• _EXERCISE BRIEF_
Which of the lines below mention the word "mitad"? Pull each one out.

• _SUPPLIED MATERIAL_
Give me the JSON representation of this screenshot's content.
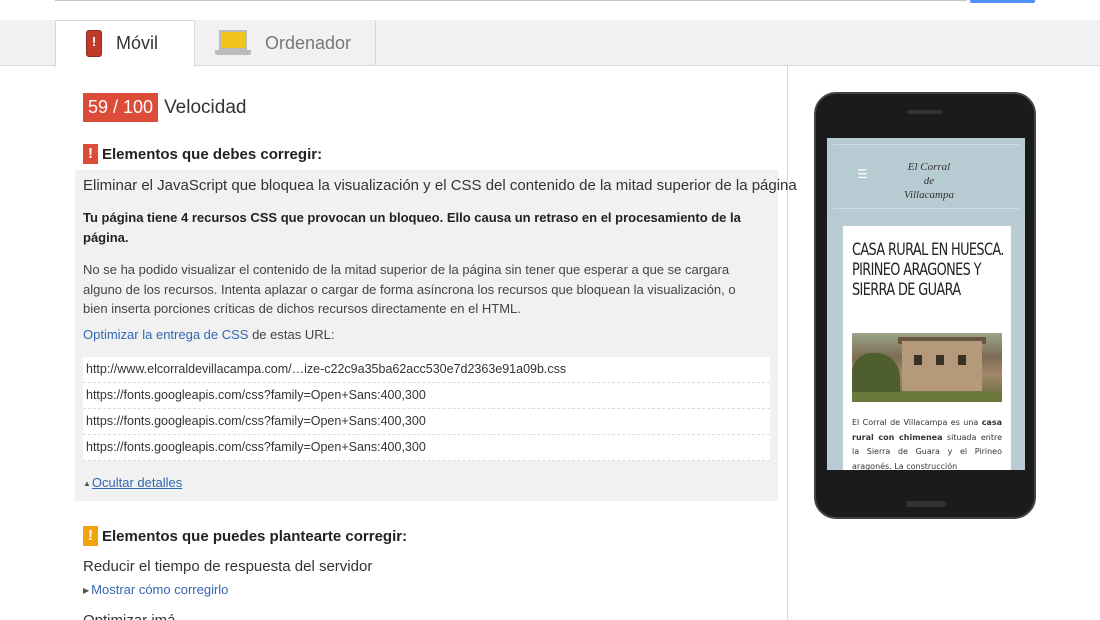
{
  "tabs": {
    "mobile_label": "Móvil",
    "desktop_label": "Ordenador"
  },
  "score": {
    "value": "59 / 100",
    "label": "Velocidad",
    "badge_color": "#dd4b39"
  },
  "must_fix": {
    "heading": "Elementos que debes corregir:",
    "rule_title": "Eliminar el JavaScript que bloquea la visualización y el CSS del contenido de la mitad superior de la página",
    "summary": "Tu página tiene 4 recursos CSS que provocan un bloqueo. Ello causa un retraso en el procesamiento de la página.",
    "description": "No se ha podido visualizar el contenido de la mitad superior de la página sin tener que esperar a que se cargara alguno de los recursos. Intenta aplazar o cargar de forma asíncrona los recursos que bloquean la visualización, o bien inserta porciones críticas de dichos recursos directamente en el HTML.",
    "optimize_link": "Optimizar la entrega de CSS",
    "optimize_suffix": " de estas URL:",
    "urls": [
      "http://www.elcorraldevillacampa.com/…ize-c22c9a35ba62acc530e7d2363e91a09b.css",
      "https://fonts.googleapis.com/css?family=Open+Sans:400,300",
      "https://fonts.googleapis.com/css?family=Open+Sans:400,300",
      "https://fonts.googleapis.com/css?family=Open+Sans:400,300"
    ],
    "hide_details": "Ocultar detalles"
  },
  "consider_fix": {
    "heading": "Elementos que puedes plantearte corregir:",
    "rule_title": "Reducir el tiempo de respuesta del servidor",
    "show_how": "Mostrar cómo corregirlo",
    "next_rule_partial": "Optimizar imá..."
  },
  "preview": {
    "site_logo_line1": "El Corral",
    "site_logo_line2": "de",
    "site_logo_line3": "Villacampa",
    "card_title": "CASA RURAL EN HUESCA. PIRINEO ARAGONES Y SIERRA DE GUARA",
    "text_pre": "El Corral de Villacampa es una ",
    "text_bold": "casa rural con chimenea",
    "text_post": " situada entre la Sierra de Guara y el Pirineo aragonés. La construcción"
  }
}
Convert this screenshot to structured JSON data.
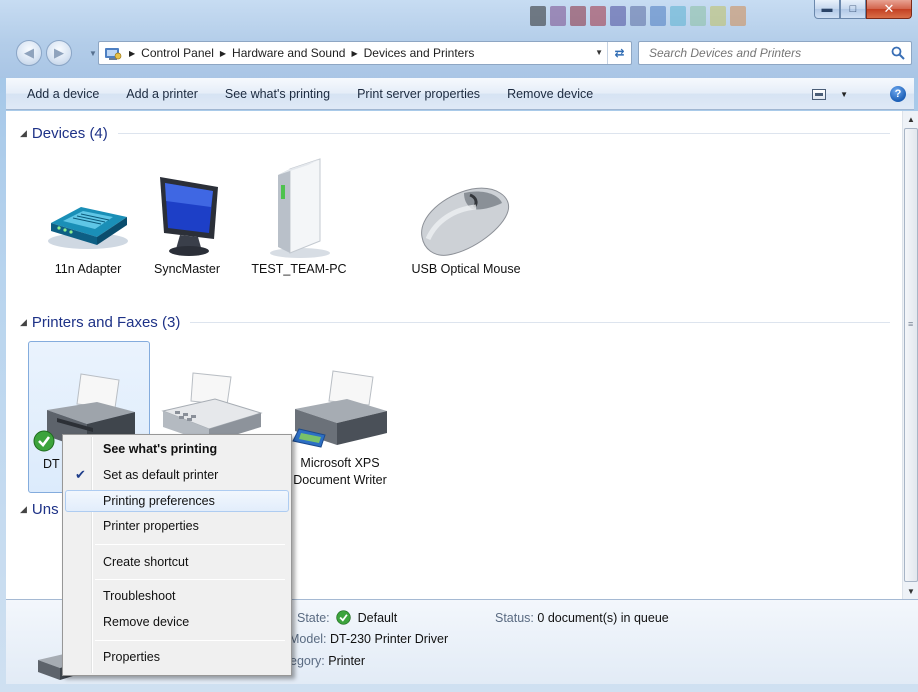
{
  "window": {
    "breadcrumbs": [
      "Control Panel",
      "Hardware and Sound",
      "Devices and Printers"
    ],
    "search_placeholder": "Search Devices and Printers"
  },
  "toolbar": {
    "commands": [
      "Add a device",
      "Add a printer",
      "See what's printing",
      "Print server properties",
      "Remove device"
    ]
  },
  "groups": {
    "devices": {
      "header": "Devices (4)",
      "items": [
        {
          "label": "11n Adapter",
          "icon": "router-icon"
        },
        {
          "label": "SyncMaster",
          "icon": "monitor-icon"
        },
        {
          "label": "TEST_TEAM-PC",
          "icon": "computer-tower-icon"
        },
        {
          "label": "USB Optical Mouse",
          "icon": "mouse-icon"
        }
      ]
    },
    "printers": {
      "header": "Printers and Faxes (3)",
      "items": [
        {
          "label": "DT",
          "icon": "printer-icon",
          "selected": true,
          "default": true
        },
        {
          "label": "",
          "icon": "fax-icon"
        },
        {
          "label": "Microsoft XPS Document Writer",
          "icon": "printer-icon"
        }
      ]
    },
    "unspecified": {
      "header": "Uns"
    }
  },
  "context_menu": {
    "items": [
      {
        "label": "See what's printing",
        "bold": true
      },
      {
        "label": "Set as default printer",
        "checked": true
      },
      {
        "label": "Printing preferences",
        "hover": true
      },
      {
        "label": "Printer properties"
      },
      {
        "label": "Create shortcut"
      },
      {
        "label": "Troubleshoot"
      },
      {
        "label": "Remove device"
      },
      {
        "label": "Properties"
      }
    ]
  },
  "details": {
    "state_label": "State:",
    "state_value": "Default",
    "status_label": "Status:",
    "status_value": "0 document(s) in queue",
    "model_label": "Model:",
    "model_value": "DT-230 Printer Driver",
    "category_label": "egory:",
    "category_value": "Printer"
  }
}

• _OUTPUT FOR THIS TASK_
    "rule_title": "Eliminar el JavaScript que bloquea la visualización y el CSS del contenido de la mitad superior de la página",
    "description": "No se ha podido visualizar el contenido de la mitad superior de la página sin tener que esperar a que se cargara alguno de los recursos. Intenta aplazar o cargar de forma asíncrona los recursos que bloquean la visualización, o bien inserta porciones críticas de dichos recursos directamente en el HTML.",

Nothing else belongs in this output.